A short Fuse.
Fuse is a victim of its delayed development cycle. Back in 2010, Insomniac Games hinted at the development of this title and revealed the game in 2011 under a different name, Overstrike, but then reworked the branding for several years before deciding on its current form. Unfortunately, the standard of video games has risen, so while most of the title’s features still hold up, several parts do not.
That said, Fuse has a handful of noteworthy concepts, particularly when it comes to co-operative play and convenience. Its design, both for single-player or multiplayer, thoroughly supports up to four players working together to take down waves upon waves of armored soldiers and giant robots. It even has local split-screen. Experience points are shared across modes, and the three characters of the squad you aren’t controlling still earn a portion of the experience points so that no one is left behind.

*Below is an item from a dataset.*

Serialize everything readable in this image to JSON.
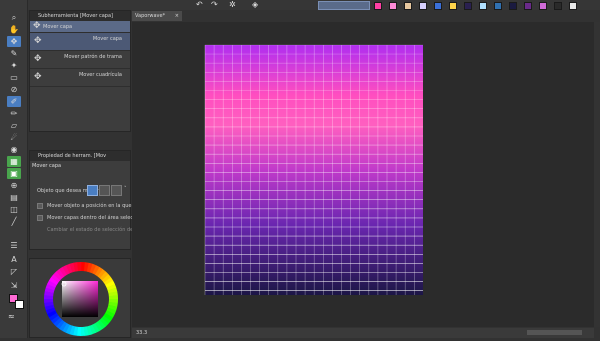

Complementing this is the Leap system which allows you to swap control to any character that isn’t being handled by another player. There’s nothing wrong with sticking with one of the four squad members–Dalton, Jacob, Naya, and Izzy–throughout the campaign, but you’ll want to switch between them if just to take advantage of each character’s specific Xenotech weapon, powered by the titular imaginary element Fuse: Dalton’s Magshield prevents all bullets from penetrating a rectangular barrier; Jacob’s Arcshot skewers enemies from afar and has bullets that can be ignited on command; Naya’s Warp Rifle creates singularities and allows her to cloak herself for lethal assassinations; and Izzy’s Shattergun crystalizes enemies for crowd control and she can deploy a healing beacon that automatically heals and revives allies within its area of effect.

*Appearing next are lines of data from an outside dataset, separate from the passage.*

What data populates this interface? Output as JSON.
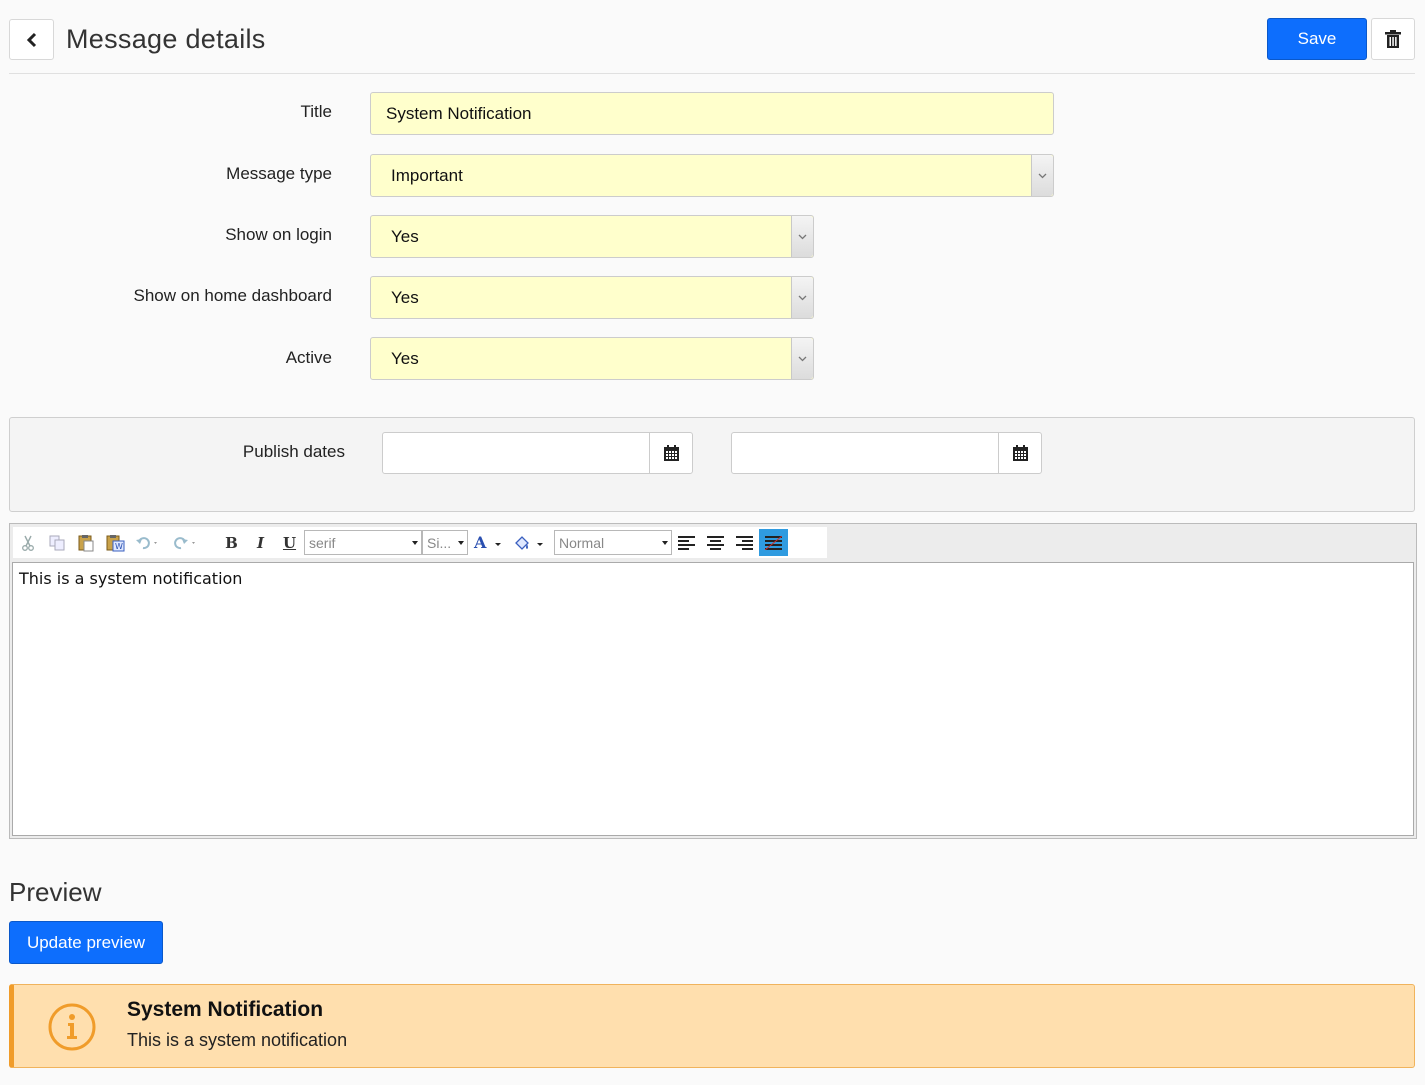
{
  "header": {
    "title": "Message details",
    "save_label": "Save"
  },
  "form": {
    "title_label": "Title",
    "title_value": "System Notification",
    "message_type_label": "Message type",
    "message_type_value": "Important",
    "show_on_login_label": "Show on login",
    "show_on_login_value": "Yes",
    "show_on_home_dashboard_label": "Show on home dashboard",
    "show_on_home_dashboard_value": "Yes",
    "active_label": "Active",
    "active_value": "Yes"
  },
  "publish": {
    "label": "Publish dates",
    "start_value": "",
    "end_value": ""
  },
  "editor": {
    "font_value": "serif",
    "size_value": "Si...",
    "format_value": "Normal",
    "content": "This is a system notification"
  },
  "preview": {
    "heading": "Preview",
    "update_label": "Update preview",
    "notification_title": "System Notification",
    "notification_text": "This is a system notification",
    "accent_color": "#f09c2a",
    "background_color": "#ffdfae"
  },
  "colors": {
    "primary": "#0d6efd",
    "field_background": "#ffffcc"
  }
}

Any character not controlled by a human player automatically yields to surprisingly competent AI control. They won’t be as useful as another human player, but they know well enough not to steal your kills nor pop their heads needlessly out of cover. Since the death of any squad member means a sudden game over, they will come to your aid almost immediately if you’re down.
As a cover shooter, Fuse has a fluidity not far from Uncharted‘s that effectively transitions between climbing, finding cover, dodging, and shooting. The level design, however, is rudimentary with linear corridors and unnecessary stealth sequences, and the various objectives are boilerplate: hack a door here, ride an elevator there, grab weapons here, carry an object there. But there is enough variety in the one-handed and two-handed sidearms as well as the enemies, like spec-op snipers, cloaked infiltrators, helicopters, flying Whistlers, and Enforcer mechs, that the action never gets too dull.
The trouble, however, is that Fuse has too many qualities that are borderline generic. None of the characters have memorable personalities, and apart from their unique Xenotech weapons, they might as well be interchangeable. Compared to the characters of another four-player co-operative title, Borderlands 2, this Overstrike team has but a smidgeon of flavor, in part due to their demeanor as professional mercenaries.
The story doesn’t fare much better, either. Though you’ll be jetsetting from mountains and islands, to underground factories and even space, the plot doesn’t reach far beyond the terrible evil corporation bent on world domination and, to keep this spoiler-free, “a Watchmen moment.” Apart from the occasional banter betwen characters, the relationships between the four squad members, as well as between Naya and one of her family members, are underworked. Throughout the six chapters in the campaign, you can learn more about the heroes by collecting intel and there are specific moments in the second chapter that reveal more of their background, but it’s difficult to remain attached to them.
As the squad earns experience points and Fuse credits, you can assign skills and perks that benefit the team, though both are constrictive. The middle path of the skill tree that grants Fuse abilities is the obvious choice, perks cost a high amount of credits to purchase, and only one perk can be equipped at any time. In general, the level progression feels more directed than it should.
The same applies to Echelon, the multiplayer Horde mode that challenges you and your team to conquer twelve waves of enemies for mounds upon mounds of bonus Fuse credits. Since there are no difficulty tiers, Echelon expects you to be at least past level 15 just to attempt finishing the mode, so you don’t really have much choice but to go through single-player before multiplayer. Fortunately, Echelon is both challenging and engaging with friends, and achieving five stars on each map is its own reward.
Fuse, however, lacks lasting appeal. Reaching the level cap can take less than a week if you’re dedicated. Past that, besides the Achievements and Trophies, the only reason to continue playing is for Fuse credits, which don’t unlock much–just perks, costumes, and weapon skins. If there was a way to unlock more perk slots, firearm attachments, campaign modifications, or extra challenges, its replay value would have been extended greatly.
Had it released several years ago, Fuse would have received a half star higher. Some of its production values have become stale during its lengthy production cycle, particularly the tinny sound effects and mundane plot devices, but the swiftness of the action and its firmly embedded cooperative design rescue the title from further degradation. For better or worse, Fuse yields a standard, inoffensive reaction.